I liked the clever healing at the end, and it seemed most arcs could have been tied up, but alas, maybe five sounds better than four and so there is a fifth book...

The Chaos Curse
To tie into the events of the first book. The large arc has been accomplished, but it seems Salvatore wants to tie up all the threads. This probably should have been a standalone novel. Cadderly is not a wimp anymore and now has full faith with his god.

Since the series could have ended I hoped for some twist to be revealed at the start, and we got it. I was both intrigued that we actually got something, and disappointed. Rufo was the most dynamic character, though Salvatore loves his absolutes. Evil is evil and for some reason, Rufo, who simply had personality unlike the robotlike other characters, and a fine arc up to this point was ruined because Salvatore wanted him to be worse than he had been written to be. He constantly betrays, but never to his betterment. He has no spine but that doesn't make you evil.

When we finally get to Cadderly in chapter two we have more silly interaction. Why is his return to the Edificant Library described as his “toughest challenge yet”? Considering the arc of the series was resolved in book four, and all that is expected is Cadderly to face the consequences of how poorly he treated his superiors, this doesn't make any sense.

If you want your clerics devout, Cadderly finally is here in book five. If you liked Newander in book one, we get a little more druidic attention in this last book. If you like undead enemies, particularly vampires, this has them. But absolutely, this book should not have been part of the series, and Salvatore shows once again that he may occasionally write a good book, but that most of his works are not worth it. I could probably recommend this to 10-13 year olds, but there are better things to recommend to that age group.

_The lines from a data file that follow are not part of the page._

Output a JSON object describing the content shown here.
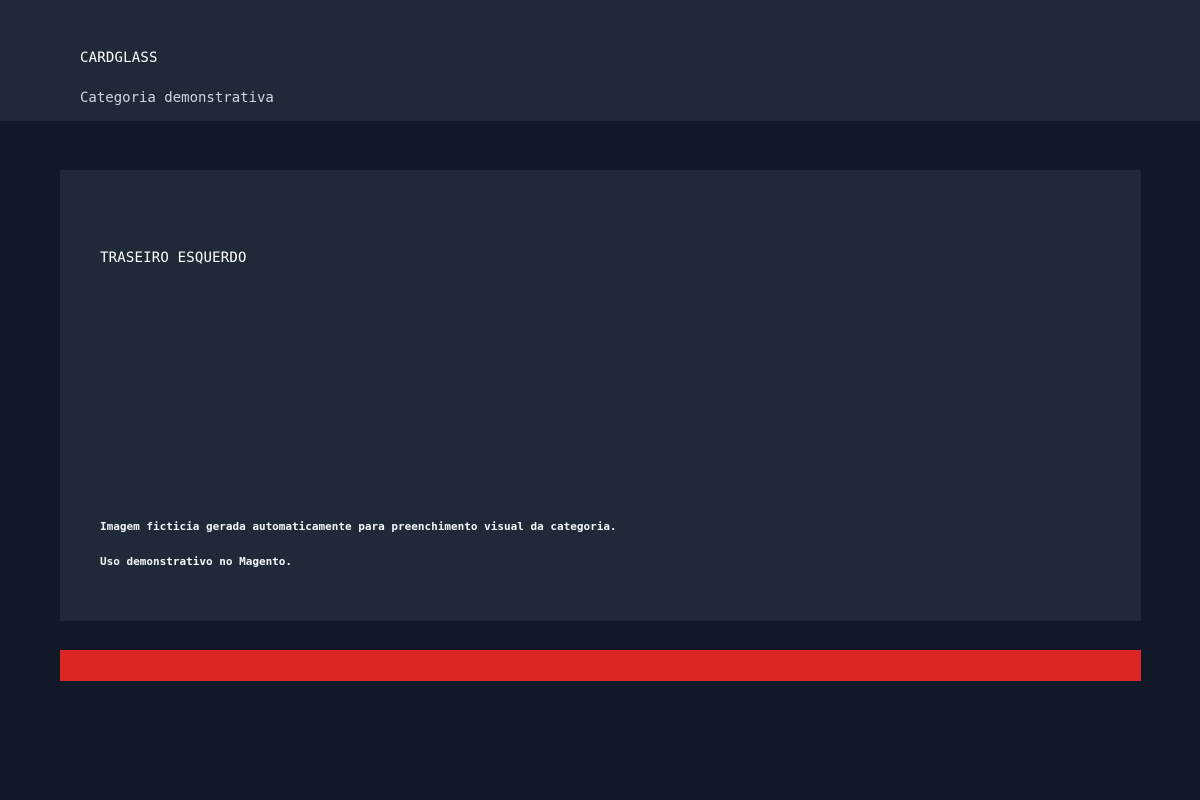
{
  "header": {
    "brand": "CARDGLASS",
    "subtitle": "Categoria demonstrativa"
  },
  "card": {
    "title": "TRASEIRO ESQUERDO",
    "notes": [
      "Imagem ficticia gerada automaticamente para preenchimento visual da categoria.",
      "Uso demonstrativo no Magento."
    ]
  },
  "colors": {
    "background": "#111827",
    "surface": "#1f2937",
    "accent": "#dc2626"
  }
}
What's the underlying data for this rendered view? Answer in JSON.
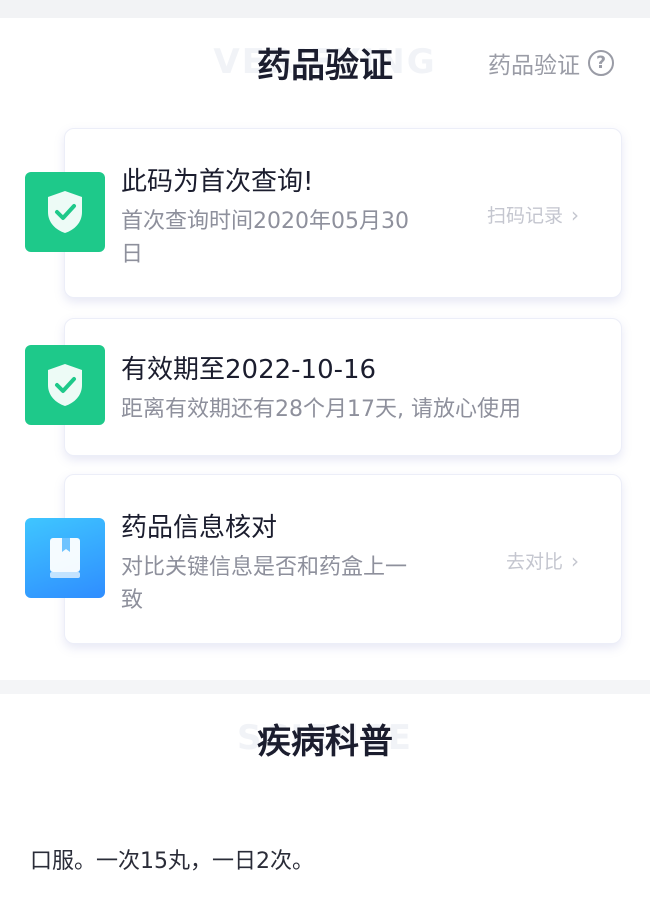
{
  "colors": {
    "accent_green": "#1ec98a",
    "accent_blue": "#2f8dff",
    "title_text": "#1b1d2e",
    "muted_text": "#8e909c"
  },
  "verification_section": {
    "watermark": "VERIFYING",
    "title": "药品验证",
    "help_label": "药品验证",
    "help_icon": "question-circle-icon"
  },
  "cards": [
    {
      "icon": "shield-check-icon",
      "title": "此码为首次查询!",
      "desc_line1": "首次查询时间2020年05月30",
      "desc_line2": "日",
      "link": "扫码记录"
    },
    {
      "icon": "shield-check-icon",
      "title": "有效期至2022-10-16",
      "desc_line1": "距离有效期还有28个月17天, 请放心使用"
    },
    {
      "icon": "book-icon",
      "title": "药品信息核对",
      "desc_line1": "对比关键信息是否和药盒上一",
      "desc_line2": "致",
      "link": "去对比"
    }
  ],
  "science_section": {
    "watermark": "SCIENCE",
    "title": "疾病科普"
  },
  "instruction": "口服。一次15丸，一日2次。"
}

With hundreds of Forgotten Realms novels not all of them will be good. Some will be mediocre, some amazing, and others terrible. I hope I shared enough objective things so you can know if you will like these books, but for me personally this series is Poor. You will probably like them if you think the Drizzt books are great, and if that’s the case; read these. I do not plan on torturing myself with another Salvatore book for half a year.


You can track my current progress here.

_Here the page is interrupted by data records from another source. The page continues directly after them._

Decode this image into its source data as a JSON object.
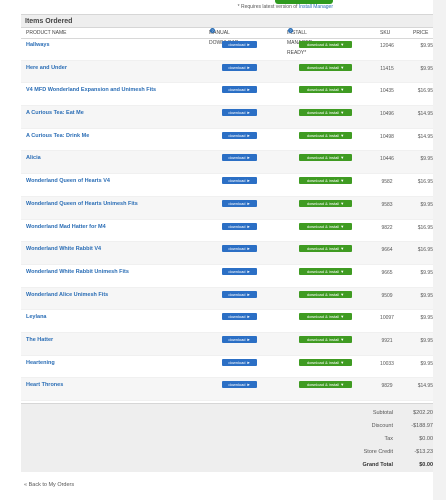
{
  "top_note": {
    "prefix": "* Requires latest version of ",
    "link": "Install Manager"
  },
  "section_title": "Items Ordered",
  "columns": {
    "name": "PRODUCT NAME",
    "manual": "MANUAL DOWNLOAD",
    "install": "INSTALL MANAGER READY*",
    "sku": "SKU",
    "price": "PRICE"
  },
  "download_label": "download ►",
  "install_label": "download & install ▼",
  "items": [
    {
      "name": "Hallways",
      "sku": "12046",
      "price": "$9.95"
    },
    {
      "name": "Here and Under",
      "sku": "11415",
      "price": "$9.95"
    },
    {
      "name": "V4 MFD Wonderland Expansion and Unimesh Fits",
      "sku": "10435",
      "price": "$16.95"
    },
    {
      "name": "A Curious Tea: Eat Me",
      "sku": "10496",
      "price": "$14.95"
    },
    {
      "name": "A Curious Tea: Drink Me",
      "sku": "10498",
      "price": "$14.95"
    },
    {
      "name": "Alicia",
      "sku": "10446",
      "price": "$9.95"
    },
    {
      "name": "Wonderland Queen of Hearts V4",
      "sku": "9582",
      "price": "$16.95"
    },
    {
      "name": "Wonderland Queen of Hearts Unimesh Fits",
      "sku": "9583",
      "price": "$9.95"
    },
    {
      "name": "Wonderland Mad Hatter for M4",
      "sku": "9822",
      "price": "$16.95"
    },
    {
      "name": "Wonderland White Rabbit V4",
      "sku": "9664",
      "price": "$16.95"
    },
    {
      "name": "Wonderland White Rabbit Unimesh Fits",
      "sku": "9665",
      "price": "$9.95"
    },
    {
      "name": "Wonderland Alice Unimesh Fits",
      "sku": "9509",
      "price": "$9.95"
    },
    {
      "name": "Leylana",
      "sku": "10097",
      "price": "$9.95"
    },
    {
      "name": "The Hatter",
      "sku": "9921",
      "price": "$9.95"
    },
    {
      "name": "Heartening",
      "sku": "10033",
      "price": "$9.95"
    },
    {
      "name": "Heart Thrones",
      "sku": "9829",
      "price": "$14.95"
    }
  ],
  "totals": [
    {
      "label": "Subtotal",
      "value": "$202.20"
    },
    {
      "label": "Discount",
      "value": "-$188.97"
    },
    {
      "label": "Tax",
      "value": "$0.00"
    },
    {
      "label": "Store Credit",
      "value": "-$13.23"
    },
    {
      "label": "Grand Total",
      "value": "$0.00"
    }
  ],
  "back_link": "« Back to My Orders",
  "colors": {
    "link": "#2a6db5",
    "download": "#2b6fc5",
    "install": "#3f9b22"
  }
}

  1. Man, those original covers are beautiful. I have never liked the cover for the omnibus. Thanks for another great review - I am slowly finishing the Drizzt series and I am really not going to bother with this one.

  2. I enjoyed this immensely and laughed out loud several times reading it! I will definitely have to finish this at some point just to have the full picture of what you're talking about!